In addition to this short-term concern about paying invoices for businesses, it would be good to talk to local operators about their experiences in repatriating any capital (such as paying dividends, withdrawing superannuation or selling one’s business assets and withdrawing funds).

Frankly, these foreign exchange shortages reflect poor policy decision-making (formally by the central bank although there are reports of key inputs/directions through the Prime Minister’s Office advisors).

PNG has moved away from the market based exchange rate it adopted after an economic crisis in 1994. It has now effectively pegged its currency to the US dollar. Simply putting an extra $US100 million into the market (part of the government’s 100 day economic plan – see here) is a band-aid response that doesn’t deal with the underlying issues.

This question of repatriation of capital goes to the heart of PNG’s management of its foreign exchange arrangements. Estimates from the IMF and other source such as the ANU suggest the Kina should fall by at least 20%.  A move to a more competitive exchange rate would make foreign investment more attractive and thus could influence the timing of investment decisions.  Still, much can be done now to start exploring ideas and building relationships.

Third, is this new government pro-business other than in the resource sector?

PNG’s resource sector has grown strongly over the last 42 years.  The non-resource sector has not done nearly as well – indeed probably going backwards significantly in per capita terms – see here.

When considering business opportunities, it will be important to get a sense of the government’s priorities.  There are concerns that PNG is taking an even more state-based approach to development than the previous government.  As stated in my analysis of the government’s major new policy document, the Alotau 2 Accord – see here – “There is no clear political or economic philosophy for meetings its claimed objectives of more inclusive growth.  There are no assurances that the anti-growth, anti-business elements in planned policies such as agriculture, SMEs and land will be dropped. There is no mention of private-public partnerships. There is a worrying amount of state-based action in the accord and very little about facilitating the private sector with pro-market policies.”

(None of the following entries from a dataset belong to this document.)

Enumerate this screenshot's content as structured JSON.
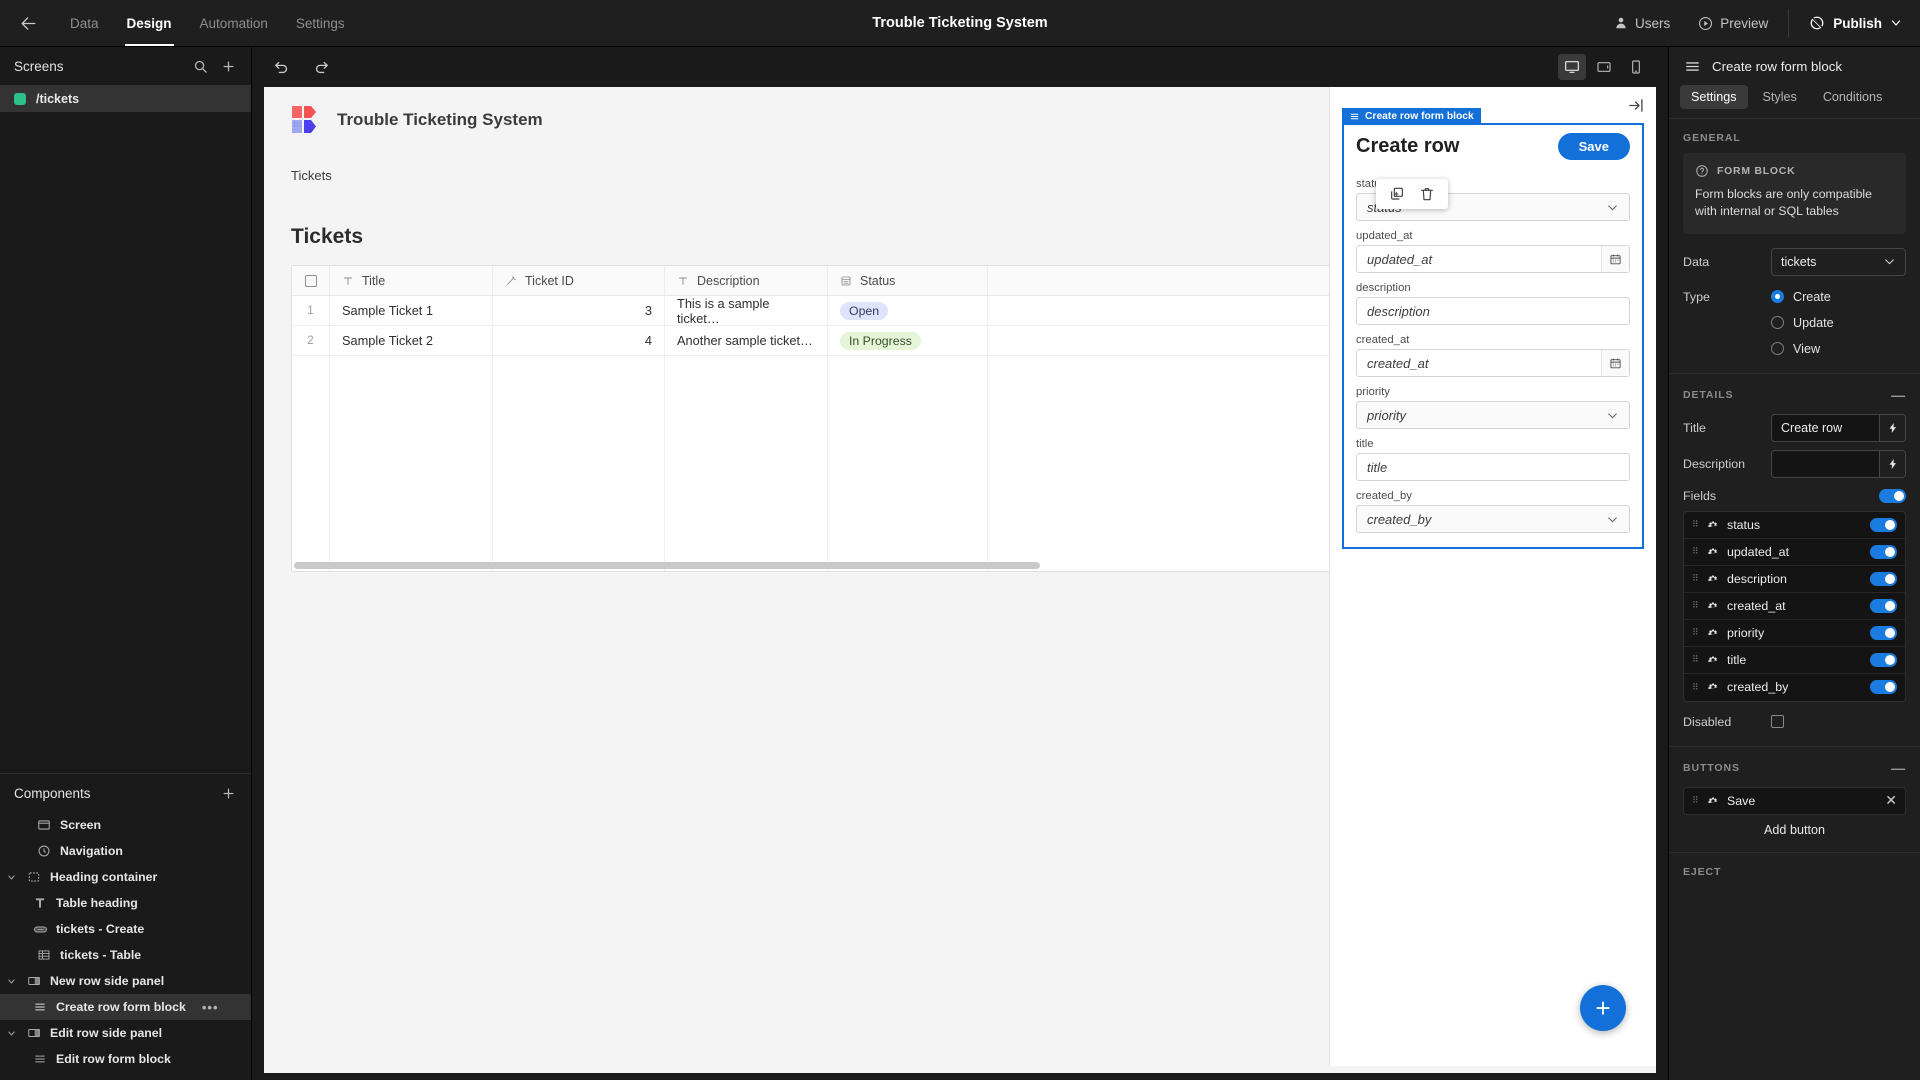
{
  "topbar": {
    "back_icon": "arrow-left-icon",
    "tabs": [
      {
        "label": "Data",
        "active": false
      },
      {
        "label": "Design",
        "active": true
      },
      {
        "label": "Automation",
        "active": false
      },
      {
        "label": "Settings",
        "active": false
      }
    ],
    "app_title": "Trouble Ticketing System",
    "users_label": "Users",
    "preview_label": "Preview",
    "publish_label": "Publish"
  },
  "left_panel": {
    "screens_title": "Screens",
    "search_icon": "search-icon",
    "add_icon": "plus-icon",
    "screens": [
      {
        "label": "/tickets",
        "color": "#2ec08b",
        "selected": true
      }
    ],
    "components_title": "Components",
    "components_add_icon": "plus-icon",
    "components": [
      {
        "label": "Screen",
        "icon": "screen-icon",
        "indent": 0,
        "caret": "",
        "selected": false
      },
      {
        "label": "Navigation",
        "icon": "navigation-icon",
        "indent": 0,
        "caret": "",
        "selected": false
      },
      {
        "label": "Heading container",
        "icon": "container-icon",
        "indent": 0,
        "caret": "down",
        "selected": false
      },
      {
        "label": "Table heading",
        "icon": "text-icon",
        "indent": 1,
        "caret": "",
        "selected": false
      },
      {
        "label": "tickets - Create",
        "icon": "button-icon",
        "indent": 1,
        "caret": "",
        "selected": false
      },
      {
        "label": "tickets - Table",
        "icon": "table-icon",
        "indent": 0,
        "caret": "",
        "selected": false
      },
      {
        "label": "New row side panel",
        "icon": "sidepanel-icon",
        "indent": 0,
        "caret": "down",
        "selected": false
      },
      {
        "label": "Create row form block",
        "icon": "formblock-icon",
        "indent": 1,
        "caret": "",
        "selected": true,
        "more": "•••"
      },
      {
        "label": "Edit row side panel",
        "icon": "sidepanel-icon",
        "indent": 0,
        "caret": "down",
        "selected": false
      },
      {
        "label": "Edit row form block",
        "icon": "formblock-icon",
        "indent": 1,
        "caret": "",
        "selected": false
      }
    ]
  },
  "canvas": {
    "undo_icon": "undo-icon",
    "redo_icon": "redo-icon",
    "devices": [
      {
        "name": "desktop-icon",
        "active": true
      },
      {
        "name": "tablet-icon",
        "active": false
      },
      {
        "name": "mobile-icon",
        "active": false
      }
    ],
    "app": {
      "logo": "budibase-logo",
      "header_title": "Trouble Ticketing System",
      "nav_item": "Tickets",
      "table_heading": "Tickets",
      "table": {
        "columns": [
          {
            "label": "Title",
            "icon": "text-column-icon"
          },
          {
            "label": "Ticket ID",
            "icon": "formula-column-icon"
          },
          {
            "label": "Description",
            "icon": "text-column-icon"
          },
          {
            "label": "Status",
            "icon": "options-column-icon"
          }
        ],
        "rows": [
          {
            "n": "1",
            "title": "Sample Ticket 1",
            "ticket_id": "3",
            "description": "This is a sample ticket…",
            "status": "Open",
            "status_style": "open"
          },
          {
            "n": "2",
            "title": "Sample Ticket 2",
            "ticket_id": "4",
            "description": "Another sample ticket…",
            "status": "In Progress",
            "status_style": "progress"
          }
        ]
      },
      "fab_label": "+"
    },
    "hover_tools": [
      {
        "name": "duplicate-icon"
      },
      {
        "name": "delete-icon"
      }
    ],
    "side_panel": {
      "collapse_icon": "collapse-panel-icon",
      "block_tag": "Create row form block",
      "form_title": "Create row",
      "save_label": "Save",
      "fields": [
        {
          "label": "status",
          "placeholder": "status",
          "type": "select"
        },
        {
          "label": "updated_at",
          "placeholder": "updated_at",
          "type": "date"
        },
        {
          "label": "description",
          "placeholder": "description",
          "type": "text"
        },
        {
          "label": "created_at",
          "placeholder": "created_at",
          "type": "date"
        },
        {
          "label": "priority",
          "placeholder": "priority",
          "type": "select"
        },
        {
          "label": "title",
          "placeholder": "title",
          "type": "text"
        },
        {
          "label": "created_by",
          "placeholder": "created_by",
          "type": "select"
        }
      ]
    }
  },
  "right_panel": {
    "menu_icon": "hamburger-icon",
    "title": "Create row form block",
    "tabs": [
      {
        "label": "Settings",
        "active": true
      },
      {
        "label": "Styles",
        "active": false
      },
      {
        "label": "Conditions",
        "active": false
      }
    ],
    "general": {
      "section_label": "GENERAL",
      "info_icon": "question-circle-icon",
      "info_title": "FORM BLOCK",
      "info_text": "Form blocks are only compatible with internal or SQL tables",
      "data_label": "Data",
      "data_value": "tickets",
      "type_label": "Type",
      "type_options": [
        {
          "label": "Create",
          "selected": true
        },
        {
          "label": "Update",
          "selected": false
        },
        {
          "label": "View",
          "selected": false
        }
      ]
    },
    "details": {
      "section_label": "DETAILS",
      "collapse_icon": "minus-icon",
      "title_label": "Title",
      "title_value": "Create row",
      "description_label": "Description",
      "description_value": "",
      "binding_icon": "lightning-icon",
      "fields_label": "Fields",
      "fields_enabled": true,
      "fields": [
        {
          "name": "status",
          "enabled": true
        },
        {
          "name": "updated_at",
          "enabled": true
        },
        {
          "name": "description",
          "enabled": true
        },
        {
          "name": "created_at",
          "enabled": true
        },
        {
          "name": "priority",
          "enabled": true
        },
        {
          "name": "title",
          "enabled": true
        },
        {
          "name": "created_by",
          "enabled": true
        }
      ],
      "disabled_label": "Disabled",
      "disabled_checked": false
    },
    "buttons": {
      "section_label": "BUTTONS",
      "collapse_icon": "minus-icon",
      "items": [
        {
          "name": "Save"
        }
      ],
      "add_label": "Add button"
    },
    "eject": {
      "section_label": "EJECT"
    },
    "accent": "#1a7ce0"
  }
}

The new Treasurer’s 100 day economic plan has at least suspended and put under review the worst planned anti-business proposals. But its discussion on “Strengthening Our Economic Base” starts with a list of well known resource prospects, then some Australian aid projects (!), then power project prospects that have been around for years followed by some previously announced “high impact projects” (submarine cable, PMIZ). There are no initiatives to try and reduce red tape and improve business regulation to provide a better environment for SMEs. The development path remains focused on resource projects and other ‘big project’ ideas that seem to do well for proponents but not for inclusive growth for other businesses and the people of PNG more broadly.

I hope the conference goes well. Some of the panels in particular look excellent and filled with local practical knowledge. The addition of the Pacific session is also a good initiative. I’ll be exploring views on answers to the above questions from old and hopefully new hands during the conference.

Mainly though, it will be great to have a chance to talk again to people living the wonderful PNG experience. As Prime Minister O’Neill banned me from the country for asking questions such as the above two years ago, I miss these opportunities to talk to local people including my many friends still in PNG.